Page and application data records
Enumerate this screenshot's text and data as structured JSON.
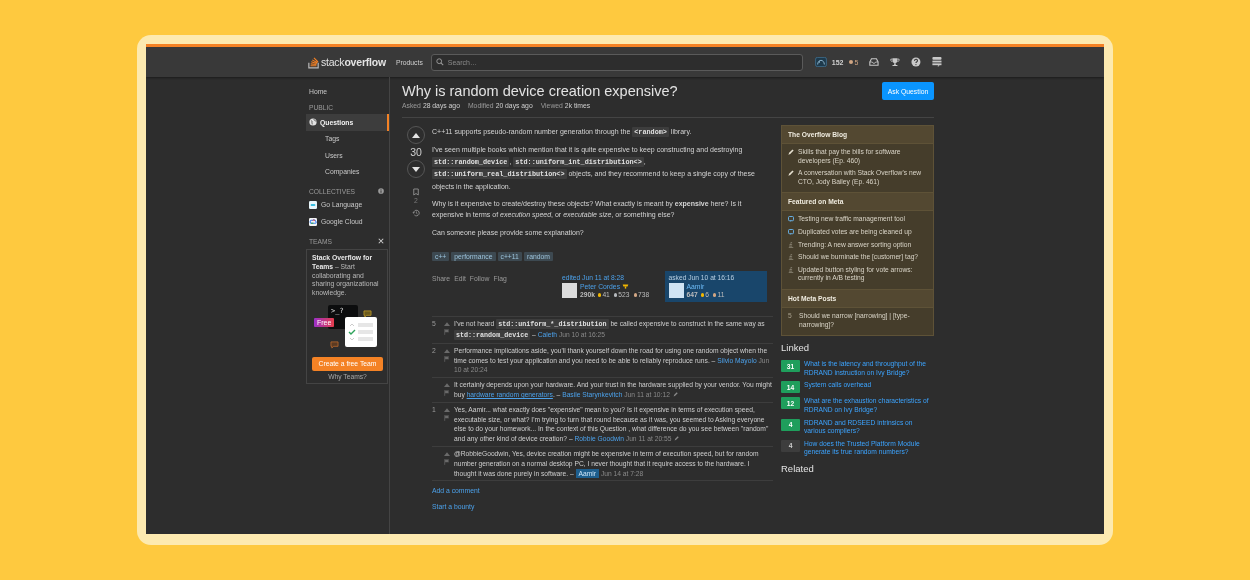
{
  "top_bar": {
    "logo": "stack**overflow**",
    "products": "Products",
    "search": {
      "placeholder": "Search…"
    },
    "reputation": "152",
    "badges": [
      {
        "color": "#d1a684",
        "count": "5"
      }
    ]
  },
  "sidebar": {
    "home": {
      "label": "Home",
      "selected": false
    },
    "public_heading": "PUBLIC",
    "items": [
      {
        "label": "Questions",
        "selected": true,
        "kind": "globe"
      },
      {
        "label": "Tags",
        "selected": false,
        "kind": "plain"
      },
      {
        "label": "Users",
        "selected": false,
        "kind": "plain"
      },
      {
        "label": "Companies",
        "selected": false,
        "kind": "plain"
      }
    ],
    "collectives_heading": "COLLECTIVES",
    "collectives": [
      {
        "label": "Go Language",
        "kind": "go"
      },
      {
        "label": "Google Cloud",
        "kind": "cloud"
      }
    ],
    "teams_heading": "TEAMS",
    "teams_card": {
      "text": "**Stack Overflow for Teams** – Start collaborating and sharing organizational knowledge.",
      "prompt": ">_?",
      "free": "Free",
      "button": "Create a free Team",
      "link": "Why Teams?"
    }
  },
  "question": {
    "title": "Why is random device creation expensive?",
    "ask_button": "Ask Question",
    "meta": [
      {
        "label": "Asked",
        "value": "28 days ago"
      },
      {
        "label": "Modified",
        "value": "20 days ago"
      },
      {
        "label": "Viewed",
        "value": "2k times"
      }
    ]
  },
  "post": {
    "score": "30",
    "bookmarks": "2",
    "paragraphs": [
      {
        "parts": [
          {
            "kind": "text",
            "text": "C++11 supports pseudo-random number generation through the "
          },
          {
            "kind": "code",
            "text": "<random>"
          },
          {
            "kind": "text",
            "text": " library."
          }
        ]
      },
      {
        "parts": [
          {
            "kind": "text",
            "text": "I've seen multiple books which mention that it is quite expensive to keep constructing and destroying "
          },
          {
            "kind": "code",
            "text": "std::random_device"
          },
          {
            "kind": "text",
            "text": ", "
          },
          {
            "kind": "code",
            "text": "std::uniform_int_distribution<>"
          },
          {
            "kind": "text",
            "text": ", "
          },
          {
            "kind": "code",
            "text": "std::uniform_real_distribution<>"
          },
          {
            "kind": "text",
            "text": " objects, and they recommend to keep a single copy of these objects in the application."
          }
        ]
      },
      {
        "parts": [
          {
            "kind": "text",
            "text": "Why is it expensive to create/destroy these objects? What exactly is meant by **expensive** here? Is it expensive in terms of *execution speed*, or *executable size*, or something else?"
          }
        ]
      },
      {
        "parts": [
          {
            "kind": "text",
            "text": "Can someone please provide some explanation?"
          }
        ]
      }
    ],
    "tags": [
      "c++",
      "performance",
      "c++11",
      "random"
    ],
    "actions": [
      "Share",
      "Edit",
      "Follow",
      "Flag"
    ],
    "signatures": [
      {
        "action": "edited Jun 11 at 8:28",
        "name": "Peter Cordes",
        "tag_badge": true,
        "highlighted": false,
        "reputation": "290k",
        "badges": [
          {
            "color": "#f1b600",
            "count": "41"
          },
          {
            "color": "#b4b8bc",
            "count": "523"
          },
          {
            "color": "#d1a684",
            "count": "738"
          }
        ]
      },
      {
        "action": "asked Jun 10 at 16:16",
        "name": "Aamir",
        "tag_badge": false,
        "highlighted": true,
        "reputation": "647",
        "badges": [
          {
            "color": "#f1b600",
            "count": "6"
          },
          {
            "color": "#d1a684",
            "count": "11"
          }
        ]
      }
    ]
  },
  "comments": [
    {
      "score": "5",
      "parts": [
        {
          "kind": "text",
          "text": "I've not heard "
        },
        {
          "kind": "code",
          "text": "std::uniform_*_distribution"
        },
        {
          "kind": "text",
          "text": " be called expensive to construct in the same way as "
        },
        {
          "kind": "code",
          "text": "std::random_device"
        },
        {
          "kind": "text",
          "text": " –"
        }
      ],
      "author": "Caleth",
      "op": false,
      "date": "Jun 10 at 16:25",
      "edited": false
    },
    {
      "score": "2",
      "parts": [
        {
          "kind": "text",
          "text": "Performance implications aside, you'll thank yourself down the road for using one random object when the time comes to test your application and you need to be able to reliably reproduce runs. –"
        }
      ],
      "author": "Silvio Mayolo",
      "op": false,
      "date": "Jun 10 at 20:24",
      "edited": false
    },
    {
      "parts": [
        {
          "kind": "text",
          "text": "It certainly depends upon your hardware. And your trust in the hardware supplied by your vendor. You might buy "
        },
        {
          "kind": "link",
          "text": "hardware random generators"
        },
        {
          "kind": "text",
          "text": ". –"
        }
      ],
      "author": "Basile Starynkevitch",
      "op": false,
      "date": "Jun 11 at 10:12",
      "edited": true
    },
    {
      "score": "1",
      "parts": [
        {
          "kind": "text",
          "text": "Yes, Aamir... what exactly does \"expensive\" mean to you? Is it expensive in terms of execution speed, executable size, or what? I'm trying to turn that round because as it was, you seemed to Asking everyone else to do your homework... In the context of this Question , what difference do you see between \"random\" and any other kind of device creation? –"
        }
      ],
      "author": "Robbie Goodwin",
      "op": false,
      "date": "Jun 11 at 20:55",
      "edited": true
    },
    {
      "parts": [
        {
          "kind": "text",
          "text": "@RobbieGoodwin, Yes, device creation might be expensive in term of execution speed, but for random number generation on a normal desktop PC, I never thought that it require access to the hardware. I thought it was done purely in software. –"
        }
      ],
      "author": "Aamir",
      "op": true,
      "date": "Jun 14 at 7:28",
      "edited": false
    }
  ],
  "add_comment": "Add a comment",
  "start_bounty": "Start a bounty",
  "blog": [
    {
      "title": "The Overflow Blog",
      "items": [
        {
          "kind": "blog",
          "text": "Skills that pay the bills for software developers (Ep. 460)"
        },
        {
          "kind": "blog",
          "text": "A conversation with Stack Overflow's new CTO, Jody Bailey (Ep. 461)"
        }
      ]
    },
    {
      "title": "Featured on Meta",
      "items": [
        {
          "kind": "announcement",
          "text": "Testing new traffic management tool"
        },
        {
          "kind": "announcement",
          "text": "Duplicated votes are being cleaned up"
        },
        {
          "kind": "meta",
          "text": "Trending: A new answer sorting option"
        },
        {
          "kind": "meta",
          "text": "Should we burninate the [customer] tag?"
        },
        {
          "kind": "meta",
          "text": "Updated button styling for vote arrows: currently in A/B testing"
        }
      ]
    },
    {
      "title": "Hot Meta Posts",
      "items": [
        {
          "kind": "count",
          "count": "5",
          "text": "Should we narrow [narrowing] | [type-narrowing]?"
        }
      ]
    }
  ],
  "linked": {
    "heading": "Linked",
    "items": [
      {
        "count": "31",
        "accepted": true,
        "title": "What is the latency and throughput of the RDRAND instruction on Ivy Bridge?"
      },
      {
        "count": "14",
        "accepted": true,
        "title": "System calls overhead"
      },
      {
        "count": "12",
        "accepted": true,
        "title": "What are the exhaustion characteristics of RDRAND on Ivy Bridge?"
      },
      {
        "count": "4",
        "accepted": true,
        "title": "RDRAND and RDSEED intrinsics on various compilers?"
      },
      {
        "count": "4",
        "accepted": false,
        "title": "How does the Trusted Platform Module generate its true random numbers?"
      }
    ]
  },
  "related": {
    "heading": "Related"
  }
}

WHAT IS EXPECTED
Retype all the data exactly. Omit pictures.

TASK RESPONSE
Enumerate this screenshot's text and data as structured JSON.
{
  "top_bar": {
    "logo": "stack**overflow**",
    "products": "Products",
    "search": {
      "placeholder": "Search…"
    },
    "reputation": "152",
    "badges": [
      {
        "color": "#d1a684",
        "count": "5"
      }
    ]
  },
  "sidebar": {
    "home": {
      "label": "Home",
      "selected": false
    },
    "public_heading": "PUBLIC",
    "items": [
      {
        "label": "Questions",
        "selected": true,
        "kind": "globe"
      },
      {
        "label": "Tags",
        "selected": false,
        "kind": "plain"
      },
      {
        "label": "Users",
        "selected": false,
        "kind": "plain"
      },
      {
        "label": "Companies",
        "selected": false,
        "kind": "plain"
      }
    ],
    "collectives_heading": "COLLECTIVES",
    "collectives": [
      {
        "label": "Go Language",
        "kind": "go"
      },
      {
        "label": "Google Cloud",
        "kind": "cloud"
      }
    ],
    "teams_heading": "TEAMS",
    "teams_card": {
      "text": "**Stack Overflow for Teams** – Start collaborating and sharing organizational knowledge.",
      "prompt": ">_?",
      "free": "Free",
      "button": "Create a free Team",
      "link": "Why Teams?"
    }
  },
  "question": {
    "title": "Why is random device creation expensive?",
    "ask_button": "Ask Question",
    "meta": [
      {
        "label": "Asked",
        "value": "28 days ago"
      },
      {
        "label": "Modified",
        "value": "20 days ago"
      },
      {
        "label": "Viewed",
        "value": "2k times"
      }
    ]
  },
  "post": {
    "score": "30",
    "bookmarks": "2",
    "paragraphs": [
      {
        "parts": [
          {
            "kind": "text",
            "text": "C++11 supports pseudo-random number generation through the "
          },
          {
            "kind": "code",
            "text": "<random>"
          },
          {
            "kind": "text",
            "text": " library."
          }
        ]
      },
      {
        "parts": [
          {
            "kind": "text",
            "text": "I've seen multiple books which mention that it is quite expensive to keep constructing and destroying "
          },
          {
            "kind": "code",
            "text": "std::random_device"
          },
          {
            "kind": "text",
            "text": ", "
          },
          {
            "kind": "code",
            "text": "std::uniform_int_distribution<>"
          },
          {
            "kind": "text",
            "text": ", "
          },
          {
            "kind": "code",
            "text": "std::uniform_real_distribution<>"
          },
          {
            "kind": "text",
            "text": " objects, and they recommend to keep a single copy of these objects in the application."
          }
        ]
      },
      {
        "parts": [
          {
            "kind": "text",
            "text": "Why is it expensive to create/destroy these objects? What exactly is meant by **expensive** here? Is it expensive in terms of *execution speed*, or *executable size*, or something else?"
          }
        ]
      },
      {
        "parts": [
          {
            "kind": "text",
            "text": "Can someone please provide some explanation?"
          }
        ]
      }
    ],
    "tags": [
      "c++",
      "performance",
      "c++11",
      "random"
    ],
    "actions": [
      "Share",
      "Edit",
      "Follow",
      "Flag"
    ],
    "signatures": [
      {
        "action": "edited Jun 11 at 8:28",
        "name": "Peter Cordes",
        "tag_badge": true,
        "highlighted": false,
        "reputation": "290k",
        "badges": [
          {
            "color": "#f1b600",
            "count": "41"
          },
          {
            "color": "#b4b8bc",
            "count": "523"
          },
          {
            "color": "#d1a684",
            "count": "738"
          }
        ]
      },
      {
        "action": "asked Jun 10 at 16:16",
        "name": "Aamir",
        "tag_badge": false,
        "highlighted": true,
        "reputation": "647",
        "badges": [
          {
            "color": "#f1b600",
            "count": "6"
          },
          {
            "color": "#d1a684",
            "count": "11"
          }
        ]
      }
    ]
  },
  "comments": [
    {
      "score": "5",
      "parts": [
        {
          "kind": "text",
          "text": "I've not heard "
        },
        {
          "kind": "code",
          "text": "std::uniform_*_distribution"
        },
        {
          "kind": "text",
          "text": " be called expensive to construct in the same way as "
        },
        {
          "kind": "code",
          "text": "std::random_device"
        },
        {
          "kind": "text",
          "text": " –"
        }
      ],
      "author": "Caleth",
      "op": false,
      "date": "Jun 10 at 16:25",
      "edited": false
    },
    {
      "score": "2",
      "parts": [
        {
          "kind": "text",
          "text": "Performance implications aside, you'll thank yourself down the road for using one random object when the time comes to test your application and you need to be able to reliably reproduce runs. –"
        }
      ],
      "author": "Silvio Mayolo",
      "op": false,
      "date": "Jun 10 at 20:24",
      "edited": false
    },
    {
      "parts": [
        {
          "kind": "text",
          "text": "It certainly depends upon your hardware. And your trust in the hardware supplied by your vendor. You might buy "
        },
        {
          "kind": "link",
          "text": "hardware random generators"
        },
        {
          "kind": "text",
          "text": ". –"
        }
      ],
      "author": "Basile Starynkevitch",
      "op": false,
      "date": "Jun 11 at 10:12",
      "edited": true
    },
    {
      "score": "1",
      "parts": [
        {
          "kind": "text",
          "text": "Yes, Aamir... what exactly does \"expensive\" mean to you? Is it expensive in terms of execution speed, executable size, or what? I'm trying to turn that round because as it was, you seemed to Asking everyone else to do your homework... In the context of this Question , what difference do you see between \"random\" and any other kind of device creation? –"
        }
      ],
      "author": "Robbie Goodwin",
      "op": false,
      "date": "Jun 11 at 20:55",
      "edited": true
    },
    {
      "parts": [
        {
          "kind": "text",
          "text": "@RobbieGoodwin, Yes, device creation might be expensive in term of execution speed, but for random number generation on a normal desktop PC, I never thought that it require access to the hardware. I thought it was done purely in software. –"
        }
      ],
      "author": "Aamir",
      "op": true,
      "date": "Jun 14 at 7:28",
      "edited": false
    }
  ],
  "add_comment": "Add a comment",
  "start_bounty": "Start a bounty",
  "blog": [
    {
      "title": "The Overflow Blog",
      "items": [
        {
          "kind": "blog",
          "text": "Skills that pay the bills for software developers (Ep. 460)"
        },
        {
          "kind": "blog",
          "text": "A conversation with Stack Overflow's new CTO, Jody Bailey (Ep. 461)"
        }
      ]
    },
    {
      "title": "Featured on Meta",
      "items": [
        {
          "kind": "announcement",
          "text": "Testing new traffic management tool"
        },
        {
          "kind": "announcement",
          "text": "Duplicated votes are being cleaned up"
        },
        {
          "kind": "meta",
          "text": "Trending: A new answer sorting option"
        },
        {
          "kind": "meta",
          "text": "Should we burninate the [customer] tag?"
        },
        {
          "kind": "meta",
          "text": "Updated button styling for vote arrows: currently in A/B testing"
        }
      ]
    },
    {
      "title": "Hot Meta Posts",
      "items": [
        {
          "kind": "count",
          "count": "5",
          "text": "Should we narrow [narrowing] | [type-narrowing]?"
        }
      ]
    }
  ],
  "linked": {
    "heading": "Linked",
    "items": [
      {
        "count": "31",
        "accepted": true,
        "title": "What is the latency and throughput of the RDRAND instruction on Ivy Bridge?"
      },
      {
        "count": "14",
        "accepted": true,
        "title": "System calls overhead"
      },
      {
        "count": "12",
        "accepted": true,
        "title": "What are the exhaustion characteristics of RDRAND on Ivy Bridge?"
      },
      {
        "count": "4",
        "accepted": true,
        "title": "RDRAND and RDSEED intrinsics on various compilers?"
      },
      {
        "count": "4",
        "accepted": false,
        "title": "How does the Trusted Platform Module generate its true random numbers?"
      }
    ]
  },
  "related": {
    "heading": "Related"
  }
}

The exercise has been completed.